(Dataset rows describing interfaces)
========================================================================
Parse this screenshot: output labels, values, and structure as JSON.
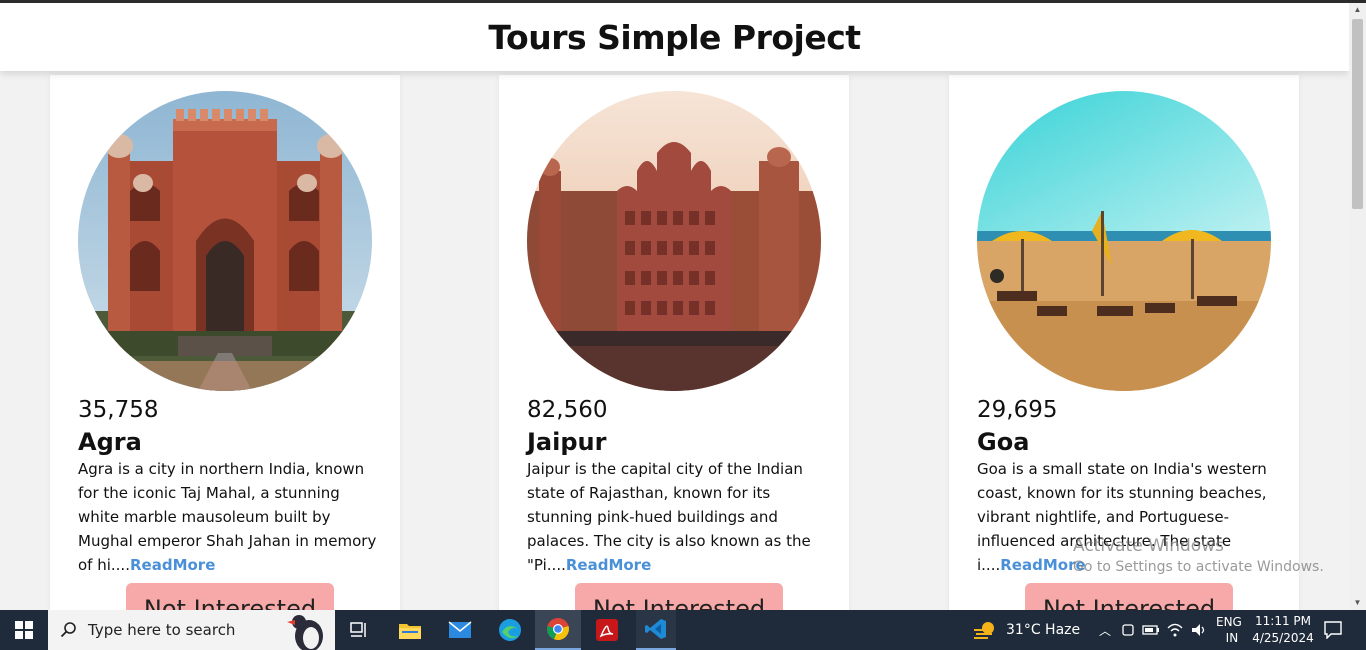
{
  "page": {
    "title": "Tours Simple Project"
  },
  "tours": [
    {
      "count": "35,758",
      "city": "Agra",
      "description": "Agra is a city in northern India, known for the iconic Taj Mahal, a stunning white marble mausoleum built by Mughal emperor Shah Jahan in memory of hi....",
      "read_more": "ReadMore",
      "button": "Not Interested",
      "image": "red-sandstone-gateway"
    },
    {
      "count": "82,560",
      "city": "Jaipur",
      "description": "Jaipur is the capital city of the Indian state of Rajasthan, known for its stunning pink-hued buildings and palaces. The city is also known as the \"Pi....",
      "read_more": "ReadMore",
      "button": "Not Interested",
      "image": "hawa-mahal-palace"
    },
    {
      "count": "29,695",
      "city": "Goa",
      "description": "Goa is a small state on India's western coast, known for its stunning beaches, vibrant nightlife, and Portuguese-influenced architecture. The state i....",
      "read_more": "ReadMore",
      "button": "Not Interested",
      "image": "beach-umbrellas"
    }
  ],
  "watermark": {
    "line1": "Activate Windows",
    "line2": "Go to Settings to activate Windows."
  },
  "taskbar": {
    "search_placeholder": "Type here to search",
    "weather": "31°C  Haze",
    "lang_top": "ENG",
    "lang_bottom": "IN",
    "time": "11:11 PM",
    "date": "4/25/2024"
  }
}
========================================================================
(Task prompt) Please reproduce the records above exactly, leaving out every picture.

(Finished task)
Parse this screenshot: output labels, values, and structure as JSON.
{
  "page": {
    "title": "Tours Simple Project"
  },
  "tours": [
    {
      "count": "35,758",
      "city": "Agra",
      "description": "Agra is a city in northern India, known for the iconic Taj Mahal, a stunning white marble mausoleum built by Mughal emperor Shah Jahan in memory of hi....",
      "read_more": "ReadMore",
      "button": "Not Interested",
      "image": "red-sandstone-gateway"
    },
    {
      "count": "82,560",
      "city": "Jaipur",
      "description": "Jaipur is the capital city of the Indian state of Rajasthan, known for its stunning pink-hued buildings and palaces. The city is also known as the \"Pi....",
      "read_more": "ReadMore",
      "button": "Not Interested",
      "image": "hawa-mahal-palace"
    },
    {
      "count": "29,695",
      "city": "Goa",
      "description": "Goa is a small state on India's western coast, known for its stunning beaches, vibrant nightlife, and Portuguese-influenced architecture. The state i....",
      "read_more": "ReadMore",
      "button": "Not Interested",
      "image": "beach-umbrellas"
    }
  ],
  "watermark": {
    "line1": "Activate Windows",
    "line2": "Go to Settings to activate Windows."
  },
  "taskbar": {
    "search_placeholder": "Type here to search",
    "weather": "31°C  Haze",
    "lang_top": "ENG",
    "lang_bottom": "IN",
    "time": "11:11 PM",
    "date": "4/25/2024"
  }
}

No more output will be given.